■ **Description of the task**
All of the data below is to be output exactly as written.

========================

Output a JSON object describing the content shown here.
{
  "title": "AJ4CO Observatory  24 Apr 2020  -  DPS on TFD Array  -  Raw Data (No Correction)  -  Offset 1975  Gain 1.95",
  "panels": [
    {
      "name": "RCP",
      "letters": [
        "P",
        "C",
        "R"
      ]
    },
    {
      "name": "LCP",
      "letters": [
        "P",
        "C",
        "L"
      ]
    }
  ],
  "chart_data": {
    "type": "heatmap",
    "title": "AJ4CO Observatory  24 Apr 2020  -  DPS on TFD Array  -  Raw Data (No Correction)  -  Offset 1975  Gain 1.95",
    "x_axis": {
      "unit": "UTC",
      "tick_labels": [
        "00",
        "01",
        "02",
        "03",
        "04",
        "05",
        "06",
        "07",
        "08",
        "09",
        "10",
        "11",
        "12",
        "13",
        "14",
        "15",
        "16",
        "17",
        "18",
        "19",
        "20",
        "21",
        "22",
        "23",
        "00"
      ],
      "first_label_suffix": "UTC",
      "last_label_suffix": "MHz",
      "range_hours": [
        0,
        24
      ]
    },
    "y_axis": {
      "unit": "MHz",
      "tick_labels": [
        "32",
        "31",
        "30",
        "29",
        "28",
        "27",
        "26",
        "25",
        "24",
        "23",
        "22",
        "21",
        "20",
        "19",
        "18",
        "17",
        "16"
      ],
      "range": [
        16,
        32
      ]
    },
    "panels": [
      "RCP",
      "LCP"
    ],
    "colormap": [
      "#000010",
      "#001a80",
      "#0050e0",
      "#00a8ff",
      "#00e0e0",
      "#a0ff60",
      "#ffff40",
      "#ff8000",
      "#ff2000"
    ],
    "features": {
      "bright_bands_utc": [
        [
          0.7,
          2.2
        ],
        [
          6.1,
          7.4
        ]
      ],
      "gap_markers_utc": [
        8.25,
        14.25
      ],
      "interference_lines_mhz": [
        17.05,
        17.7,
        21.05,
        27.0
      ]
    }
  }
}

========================

■ **Response below**
Output a JSON object describing the content shown here.
{
  "title": "AJ4CO Observatory  24 Apr 2020  -  DPS on TFD Array  -  Raw Data (No Correction)  -  Offset 1975  Gain 1.95",
  "panels": [
    {
      "name": "RCP",
      "letters": [
        "P",
        "C",
        "R"
      ]
    },
    {
      "name": "LCP",
      "letters": [
        "P",
        "C",
        "L"
      ]
    }
  ],
  "chart_data": {
    "type": "heatmap",
    "title": "AJ4CO Observatory  24 Apr 2020  -  DPS on TFD Array  -  Raw Data (No Correction)  -  Offset 1975  Gain 1.95",
    "x_axis": {
      "unit": "UTC",
      "tick_labels": [
        "00",
        "01",
        "02",
        "03",
        "04",
        "05",
        "06",
        "07",
        "08",
        "09",
        "10",
        "11",
        "12",
        "13",
        "14",
        "15",
        "16",
        "17",
        "18",
        "19",
        "20",
        "21",
        "22",
        "23",
        "00"
      ],
      "first_label_suffix": "UTC",
      "last_label_suffix": "MHz",
      "range_hours": [
        0,
        24
      ]
    },
    "y_axis": {
      "unit": "MHz",
      "tick_labels": [
        "32",
        "31",
        "30",
        "29",
        "28",
        "27",
        "26",
        "25",
        "24",
        "23",
        "22",
        "21",
        "20",
        "19",
        "18",
        "17",
        "16"
      ],
      "range": [
        16,
        32
      ]
    },
    "panels": [
      "RCP",
      "LCP"
    ],
    "colormap": [
      "#000010",
      "#001a80",
      "#0050e0",
      "#00a8ff",
      "#00e0e0",
      "#a0ff60",
      "#ffff40",
      "#ff8000",
      "#ff2000"
    ],
    "features": {
      "bright_bands_utc": [
        [
          0.7,
          2.2
        ],
        [
          6.1,
          7.4
        ]
      ],
      "gap_markers_utc": [
        8.25,
        14.25
      ],
      "interference_lines_mhz": [
        17.05,
        17.7,
        21.05,
        27.0
      ]
    }
  }
}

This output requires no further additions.